*Exercise*. Down to the last line, print the entries below exactly, and keep every picture out of the copy.

*Data under study*.

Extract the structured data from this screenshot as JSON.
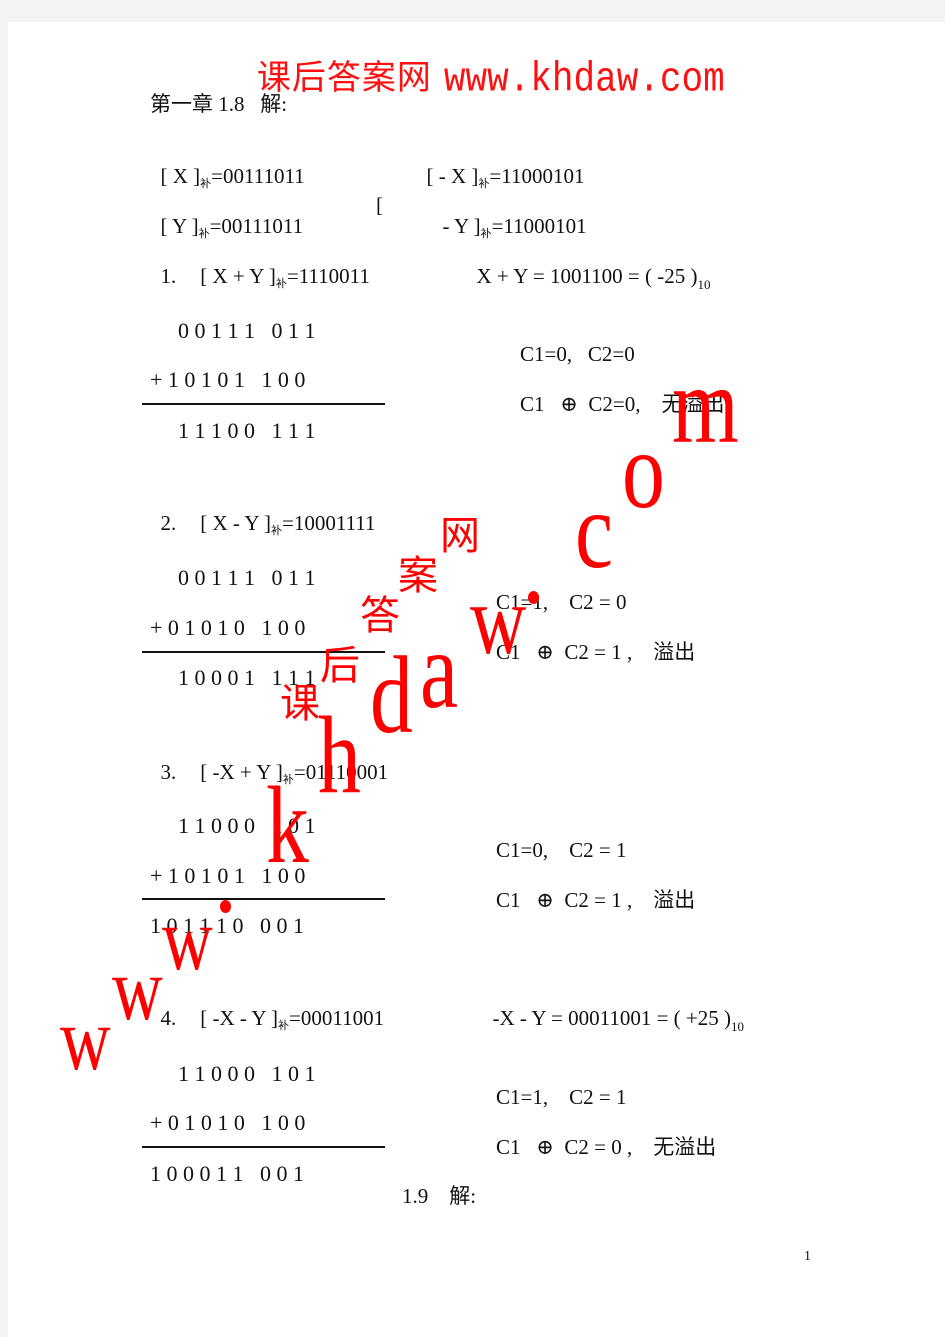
{
  "header": {
    "site_name_cn": "课后答案网",
    "site_url": "www.khdaw.com"
  },
  "chapter_title": "第一章 1.8   解:",
  "defs": {
    "x": {
      "label": "[ X ]",
      "sub": "补",
      "value": "=00111011"
    },
    "neg_x": {
      "label": "[ - X ]",
      "sub": "补",
      "value": "=11000101"
    },
    "y": {
      "label": "[ Y ]",
      "sub": "补",
      "value": "=00111011"
    },
    "neg_y_bracket": "[",
    "neg_y": {
      "label": "- Y ]",
      "sub": "补",
      "value": "=11000101"
    }
  },
  "problems": [
    {
      "num": "1.",
      "expr": "[ X + Y ]",
      "sub": "补",
      "value": "=1110011",
      "extra": "X + Y = 1001100 = ( -25 )",
      "extra_sub": "10",
      "addend1": "0 0 1 1 1   0 1 1",
      "addend2": "+ 1 0 1 0 1   1 0 0",
      "result": "1 1 1 0 0   1 1 1",
      "carry": "C1=0,   C2=0",
      "xor": "C1   ⊕  C2=0,    无溢出"
    },
    {
      "num": "2.",
      "expr": "[ X - Y ]",
      "sub": "补",
      "value": "=10001111",
      "extra": "",
      "extra_sub": "",
      "addend1": "0 0 1 1 1   0 1 1",
      "addend2": "+ 0 1 0 1 0   1 0 0",
      "result": "1 0 0 0 1   1 1 1",
      "carry": "C1=1,    C2 = 0",
      "xor": "C1   ⊕  C2 = 1 ,    溢出"
    },
    {
      "num": "3.",
      "expr": "[ -X + Y ]",
      "sub": "补",
      "value": "=01110001",
      "extra": "",
      "extra_sub": "",
      "addend1": "1 1 0 0 0   1 0 1",
      "addend2": "+ 1 0 1 0 1   1 0 0",
      "result": "1 0 1 1 1 0   0 0 1",
      "carry": "C1=0,    C2 = 1",
      "xor": "C1   ⊕  C2 = 1 ,    溢出"
    },
    {
      "num": "4.",
      "expr": "[ -X - Y ]",
      "sub": "补",
      "value": "=00011001",
      "extra": "-X - Y = 00011001 = ( +25 )",
      "extra_sub": "10",
      "addend1": "1 1 0 0 0   1 0 1",
      "addend2": "+ 0 1 0 1 0   1 0 0",
      "result": "1 0 0 0 1 1   0 0 1",
      "carry": "C1=1,    C2 = 1",
      "xor": "C1   ⊕  C2 = 0 ,    无溢出"
    }
  ],
  "next_section": "1.9    解:",
  "page_number": "1",
  "watermark": {
    "chars_cn": [
      "课",
      "后",
      "答",
      "案",
      "网"
    ],
    "chars_latin": [
      "w",
      "w",
      "w",
      "k",
      "h",
      "d",
      "a",
      "w",
      "c",
      "o",
      "m"
    ],
    "color": "#ff0000"
  }
}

*Output*.
Extract the structured data from this screenshot as JSON.
{
  "header": {
    "site_name_cn": "课后答案网",
    "site_url": "www.khdaw.com"
  },
  "chapter_title": "第一章 1.8   解:",
  "defs": {
    "x": {
      "label": "[ X ]",
      "sub": "补",
      "value": "=00111011"
    },
    "neg_x": {
      "label": "[ - X ]",
      "sub": "补",
      "value": "=11000101"
    },
    "y": {
      "label": "[ Y ]",
      "sub": "补",
      "value": "=00111011"
    },
    "neg_y_bracket": "[",
    "neg_y": {
      "label": "- Y ]",
      "sub": "补",
      "value": "=11000101"
    }
  },
  "problems": [
    {
      "num": "1.",
      "expr": "[ X + Y ]",
      "sub": "补",
      "value": "=1110011",
      "extra": "X + Y = 1001100 = ( -25 )",
      "extra_sub": "10",
      "addend1": "0 0 1 1 1   0 1 1",
      "addend2": "+ 1 0 1 0 1   1 0 0",
      "result": "1 1 1 0 0   1 1 1",
      "carry": "C1=0,   C2=0",
      "xor": "C1   ⊕  C2=0,    无溢出"
    },
    {
      "num": "2.",
      "expr": "[ X - Y ]",
      "sub": "补",
      "value": "=10001111",
      "extra": "",
      "extra_sub": "",
      "addend1": "0 0 1 1 1   0 1 1",
      "addend2": "+ 0 1 0 1 0   1 0 0",
      "result": "1 0 0 0 1   1 1 1",
      "carry": "C1=1,    C2 = 0",
      "xor": "C1   ⊕  C2 = 1 ,    溢出"
    },
    {
      "num": "3.",
      "expr": "[ -X + Y ]",
      "sub": "补",
      "value": "=01110001",
      "extra": "",
      "extra_sub": "",
      "addend1": "1 1 0 0 0   1 0 1",
      "addend2": "+ 1 0 1 0 1   1 0 0",
      "result": "1 0 1 1 1 0   0 0 1",
      "carry": "C1=0,    C2 = 1",
      "xor": "C1   ⊕  C2 = 1 ,    溢出"
    },
    {
      "num": "4.",
      "expr": "[ -X - Y ]",
      "sub": "补",
      "value": "=00011001",
      "extra": "-X - Y = 00011001 = ( +25 )",
      "extra_sub": "10",
      "addend1": "1 1 0 0 0   1 0 1",
      "addend2": "+ 0 1 0 1 0   1 0 0",
      "result": "1 0 0 0 1 1   0 0 1",
      "carry": "C1=1,    C2 = 1",
      "xor": "C1   ⊕  C2 = 0 ,    无溢出"
    }
  ],
  "next_section": "1.9    解:",
  "page_number": "1",
  "watermark": {
    "chars_cn": [
      "课",
      "后",
      "答",
      "案",
      "网"
    ],
    "chars_latin": [
      "w",
      "w",
      "w",
      "k",
      "h",
      "d",
      "a",
      "w",
      "c",
      "o",
      "m"
    ],
    "color": "#ff0000"
  }
}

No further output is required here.